Rare photographs of Mahatma Gandhi and the historic trail left behind by him were put on display at an exhibition in the state museum on Saturday.

delhi Updated: Jan 30, 2010 15:12 IST

Rare photographs of Mahatma Gandhi and the historic trail left behind by him were put on display at an exhibition in the state museum on Saturday.

"More than 150 rare photographs relating to Mahatma Gandhi have been displayed in a six-day exhibition that was opened to the public on his martyrdom day (Saturday) here. Thirty-five photographs are exclusively relating to his visits to Shimla to meet British rulers and freedom fighters," Prem Parshad Pandit, in charge of the Himachal directorate of language and culture, told IANS.

The photographs include his address to the public at an Idgah, reciting bhajans and riding on a rickshaw on his way to meet the then viceroy, Lord Reading. All these photographs date back to his visit to Shimla May 12, 1921.

As per the list compiled by a sub-group of the Gandhi Heritage Committee constituted by the culture ministry, the Father of the Nation had visited this summer capital of the British at least 11 times between 1921 and 1946.

Accompanied by Madan Mohan Malaviya and Lala Lajpat Rai, Mahatma Gandhi first reached Shimla May 12, 1921, to meet Lord Reading. He stayed at Shanti Kuti in Chakkar area.

After this, he visited the residence of James Crerar May 13, 1931, to meet the then home secretary, H.W. Emerson. During that visit, he stayed in Firgrove, the bungalow of Lala Mohanlal in the Jakhu area.

On May 14 and 15, he addressed a number of meetings at the Arya Samaj Mandir and Idgah.

On July 15, 1931, he again came here to meet the then viceroy, Lord Willington, at the Viceregal Lodge that now houses the Indian Institute of Advanced Studies.

Accompanied by Vallabhbhai Patel, Prabhashankar Pattani, M.A. Ansari and Jawaharlal Nehru, Bapu reached Shimla Aug 25, 1931 to meet Emerson.
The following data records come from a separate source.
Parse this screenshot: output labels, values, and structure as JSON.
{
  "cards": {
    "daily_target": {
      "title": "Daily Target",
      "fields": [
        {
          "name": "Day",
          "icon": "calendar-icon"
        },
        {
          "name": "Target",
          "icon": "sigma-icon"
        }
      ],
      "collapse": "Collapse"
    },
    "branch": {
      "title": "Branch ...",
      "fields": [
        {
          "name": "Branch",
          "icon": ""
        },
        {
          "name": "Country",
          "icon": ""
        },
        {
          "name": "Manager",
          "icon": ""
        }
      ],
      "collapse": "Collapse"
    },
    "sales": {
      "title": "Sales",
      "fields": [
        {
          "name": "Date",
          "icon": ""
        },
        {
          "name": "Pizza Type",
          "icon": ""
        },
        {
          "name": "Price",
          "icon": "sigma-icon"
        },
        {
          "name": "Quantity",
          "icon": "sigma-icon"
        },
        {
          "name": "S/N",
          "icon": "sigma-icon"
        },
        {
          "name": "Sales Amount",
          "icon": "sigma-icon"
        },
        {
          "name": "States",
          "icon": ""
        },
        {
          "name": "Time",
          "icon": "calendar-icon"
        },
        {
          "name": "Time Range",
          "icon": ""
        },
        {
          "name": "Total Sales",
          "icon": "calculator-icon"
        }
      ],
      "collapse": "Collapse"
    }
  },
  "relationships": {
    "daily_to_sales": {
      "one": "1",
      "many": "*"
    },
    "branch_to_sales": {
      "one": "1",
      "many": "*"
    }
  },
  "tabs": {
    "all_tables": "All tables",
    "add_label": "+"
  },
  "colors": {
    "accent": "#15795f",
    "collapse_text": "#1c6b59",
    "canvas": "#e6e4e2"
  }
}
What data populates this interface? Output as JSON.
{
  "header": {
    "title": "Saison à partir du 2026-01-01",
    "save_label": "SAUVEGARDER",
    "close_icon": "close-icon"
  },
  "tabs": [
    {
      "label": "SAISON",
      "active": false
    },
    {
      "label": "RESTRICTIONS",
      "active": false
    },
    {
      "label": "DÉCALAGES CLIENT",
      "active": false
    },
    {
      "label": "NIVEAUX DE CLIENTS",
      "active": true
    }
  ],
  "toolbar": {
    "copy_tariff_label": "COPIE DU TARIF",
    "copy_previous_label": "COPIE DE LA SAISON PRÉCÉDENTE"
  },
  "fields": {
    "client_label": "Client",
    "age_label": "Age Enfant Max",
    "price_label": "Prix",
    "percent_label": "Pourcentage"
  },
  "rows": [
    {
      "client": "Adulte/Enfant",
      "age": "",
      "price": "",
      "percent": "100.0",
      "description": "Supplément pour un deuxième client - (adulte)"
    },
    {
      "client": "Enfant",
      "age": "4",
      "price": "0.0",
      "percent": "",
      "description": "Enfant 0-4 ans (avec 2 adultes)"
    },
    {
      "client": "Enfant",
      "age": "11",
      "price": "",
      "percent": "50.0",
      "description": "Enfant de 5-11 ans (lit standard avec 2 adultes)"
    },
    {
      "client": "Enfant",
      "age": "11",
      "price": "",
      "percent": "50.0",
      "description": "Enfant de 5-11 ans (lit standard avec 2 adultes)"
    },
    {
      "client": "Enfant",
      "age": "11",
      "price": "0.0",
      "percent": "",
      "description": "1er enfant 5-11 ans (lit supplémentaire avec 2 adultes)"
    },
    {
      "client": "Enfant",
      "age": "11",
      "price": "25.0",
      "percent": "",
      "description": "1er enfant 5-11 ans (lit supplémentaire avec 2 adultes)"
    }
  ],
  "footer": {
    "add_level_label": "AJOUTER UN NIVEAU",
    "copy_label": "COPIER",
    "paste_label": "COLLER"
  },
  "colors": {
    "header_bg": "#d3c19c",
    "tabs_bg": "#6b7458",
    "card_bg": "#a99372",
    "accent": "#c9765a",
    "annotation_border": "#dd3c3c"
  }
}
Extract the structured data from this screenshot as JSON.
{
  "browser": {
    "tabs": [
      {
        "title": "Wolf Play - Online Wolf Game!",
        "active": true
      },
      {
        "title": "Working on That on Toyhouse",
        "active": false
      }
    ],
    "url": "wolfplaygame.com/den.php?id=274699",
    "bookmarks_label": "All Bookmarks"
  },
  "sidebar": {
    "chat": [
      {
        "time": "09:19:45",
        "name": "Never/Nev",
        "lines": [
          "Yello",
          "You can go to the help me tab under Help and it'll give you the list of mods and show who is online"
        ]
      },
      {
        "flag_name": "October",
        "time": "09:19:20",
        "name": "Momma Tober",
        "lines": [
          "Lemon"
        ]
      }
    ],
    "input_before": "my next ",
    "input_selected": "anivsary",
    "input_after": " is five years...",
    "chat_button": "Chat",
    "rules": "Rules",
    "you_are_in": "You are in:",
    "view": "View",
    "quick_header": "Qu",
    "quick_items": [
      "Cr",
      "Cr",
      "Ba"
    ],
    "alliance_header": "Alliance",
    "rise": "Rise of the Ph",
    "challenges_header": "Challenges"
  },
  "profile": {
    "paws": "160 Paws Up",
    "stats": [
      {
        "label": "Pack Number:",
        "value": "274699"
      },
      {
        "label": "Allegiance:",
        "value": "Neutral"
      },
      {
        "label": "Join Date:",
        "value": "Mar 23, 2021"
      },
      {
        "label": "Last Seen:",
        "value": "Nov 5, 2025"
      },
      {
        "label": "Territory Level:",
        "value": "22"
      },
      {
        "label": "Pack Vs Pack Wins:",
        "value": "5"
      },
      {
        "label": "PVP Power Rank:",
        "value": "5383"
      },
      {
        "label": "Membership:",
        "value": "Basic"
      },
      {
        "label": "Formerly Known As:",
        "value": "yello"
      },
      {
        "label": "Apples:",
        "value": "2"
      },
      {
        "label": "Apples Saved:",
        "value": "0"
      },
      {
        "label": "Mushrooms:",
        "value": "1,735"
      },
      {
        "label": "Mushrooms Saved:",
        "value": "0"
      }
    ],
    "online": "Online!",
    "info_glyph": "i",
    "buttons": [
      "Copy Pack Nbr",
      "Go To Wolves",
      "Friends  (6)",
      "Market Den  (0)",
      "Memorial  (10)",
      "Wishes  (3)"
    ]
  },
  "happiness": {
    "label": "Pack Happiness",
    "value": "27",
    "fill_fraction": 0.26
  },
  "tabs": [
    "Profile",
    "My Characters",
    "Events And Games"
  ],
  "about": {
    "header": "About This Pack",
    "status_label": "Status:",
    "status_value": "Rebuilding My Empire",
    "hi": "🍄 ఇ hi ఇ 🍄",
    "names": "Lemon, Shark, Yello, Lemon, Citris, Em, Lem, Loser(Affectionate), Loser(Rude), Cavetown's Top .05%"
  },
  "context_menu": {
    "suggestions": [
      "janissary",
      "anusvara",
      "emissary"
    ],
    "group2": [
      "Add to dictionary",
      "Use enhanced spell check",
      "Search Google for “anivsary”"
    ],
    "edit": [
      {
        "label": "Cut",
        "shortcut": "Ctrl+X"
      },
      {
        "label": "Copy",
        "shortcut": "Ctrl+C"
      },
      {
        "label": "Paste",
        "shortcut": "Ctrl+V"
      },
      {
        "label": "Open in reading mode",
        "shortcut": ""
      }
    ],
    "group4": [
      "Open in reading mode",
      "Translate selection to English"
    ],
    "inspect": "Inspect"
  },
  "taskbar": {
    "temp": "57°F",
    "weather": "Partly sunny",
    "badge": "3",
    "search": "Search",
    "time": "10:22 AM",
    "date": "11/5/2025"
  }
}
From Sep 4 to 5, 1939, he visited Manorville, the residence of Rajkumari Amrit Kaur at Summer Hill. There he spent most of his time reciting bhajans.

He also visited this house in 1940, 1945 and 1946.

On Sep 27, 1940, Gandhi stayed with the eldest brother of Rajkumari Amrit Kaur, Raja Raghubir Singh, at the Chadwick bungalow. He was here to meet the viceroy.

Gandhi's grandson Gopalkrishna Gandhi, who was the chairman of a sub-group of the Gandhi Heritage Committee, has demanded that the places where he had visited in the country should be developed as heritage sites.

"The places where Mahatma Gandhi had stayed and visited should be developed as heritage sites," Gopalkrishna told IANS during his visit here in October last year.

"Most of the properties, especially private, that were once visited by Gandhi across the country are in a shambles. There is need to restore them in order to maintain their sanctity," he said.

"The history which Bapu had left behind has been tracked by us (the committee). We have submitted a detailed list about the public places, parks and committee halls where the Mahatma visited and stayed.

"The list has been compiled alphabetically. It starts from Aat in Gujarat and ends at Zulfipur in Bihar. As per our study, Gandhi visited more than 2,000 places," Gopalkrishna, who was the former West Bengal governor, said.